According to 2010 U.S. Census data, Holland, Michigan’s black population experienced a 20 percent growth in the last decade.
This week a new Center for African American Art and History opened in Holland, Michigan.
Ruth Coleman is the center's director. She always wanted to see her African American culture representing in her community.
Coleman hopes people in the Holland area come to the center to learn more about black culture.
And she says, "I'd like to see our youth become acclimated to their history, know who they are and to feel more welcomed in the community, feel like they have a place in the community."
"My daughter, who grew up in the Holland area...said to me, mom I knew who George Washington was when I was in Kindergarten but I didn't know who George Washington Carver was until I was in college," says Coleman.
She hopes by opening the center she can help brake down "racial barriers that are subliminal in our community."

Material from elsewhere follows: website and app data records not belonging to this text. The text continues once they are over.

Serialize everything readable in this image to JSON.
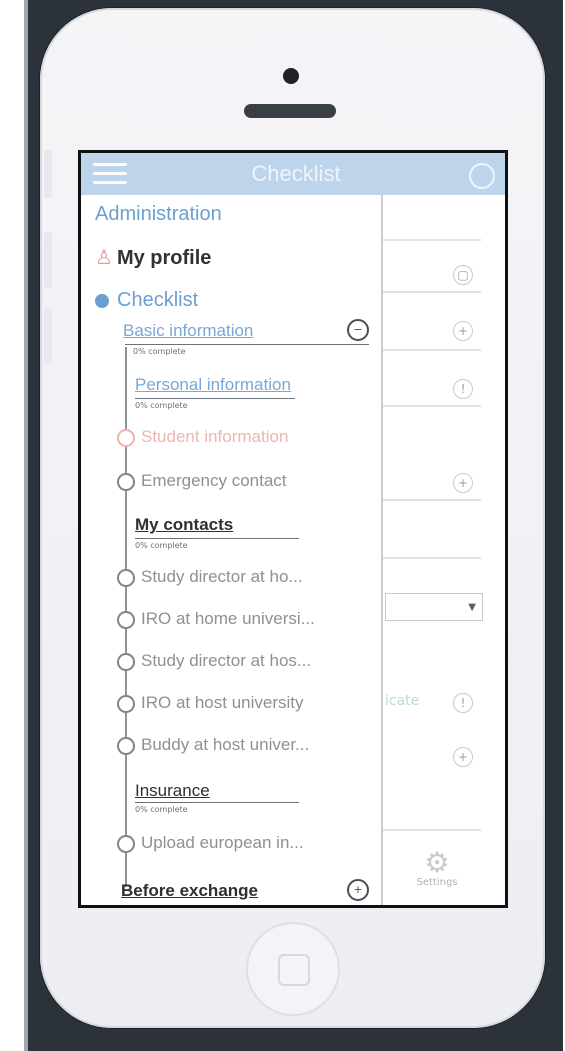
{
  "app": {
    "title": "Checklist"
  },
  "drawer": {
    "administration": "Administration",
    "my_profile": "My profile",
    "checklist": "Checklist",
    "sections": [
      {
        "label": "Basic information",
        "progress": "0% complete"
      },
      {
        "label": "Personal information",
        "progress": "0% complete"
      },
      {
        "label": "My contacts",
        "progress": "0% complete"
      },
      {
        "label": "Insurance",
        "progress": "0% complete"
      },
      {
        "label": "Before exchange"
      }
    ],
    "items": [
      "Student information",
      "Emergency contact",
      "Study director at ho...",
      "IRO at home universi...",
      "Study director at hos...",
      "IRO at host university",
      "Buddy at host univer...",
      "Upload european in..."
    ]
  },
  "background": {
    "settings_label": "Settings",
    "faint_text": "icate"
  },
  "colors": {
    "accent": "#6b9fd2",
    "topbar": "#bdd4ea",
    "warning": "#f0b4ad"
  }
}
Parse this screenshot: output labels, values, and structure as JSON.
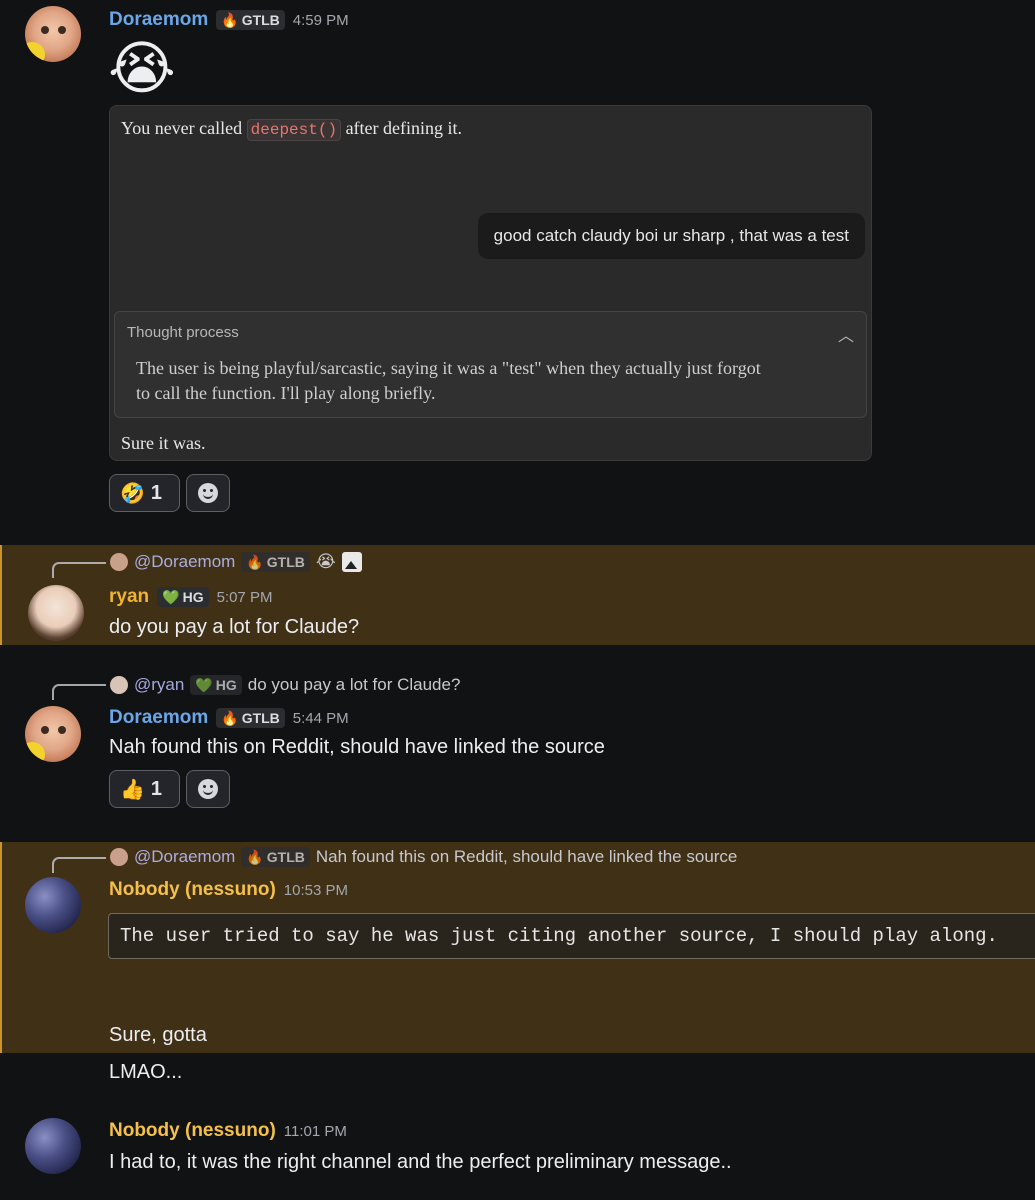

Among the exhibits are a rendition of Martin Luther King Jr.'s life and art work depicting the journey of slaves from the west coast of Africa to North America, often referred to as the Middle Passage. Other exhibits will cycle throughout the year.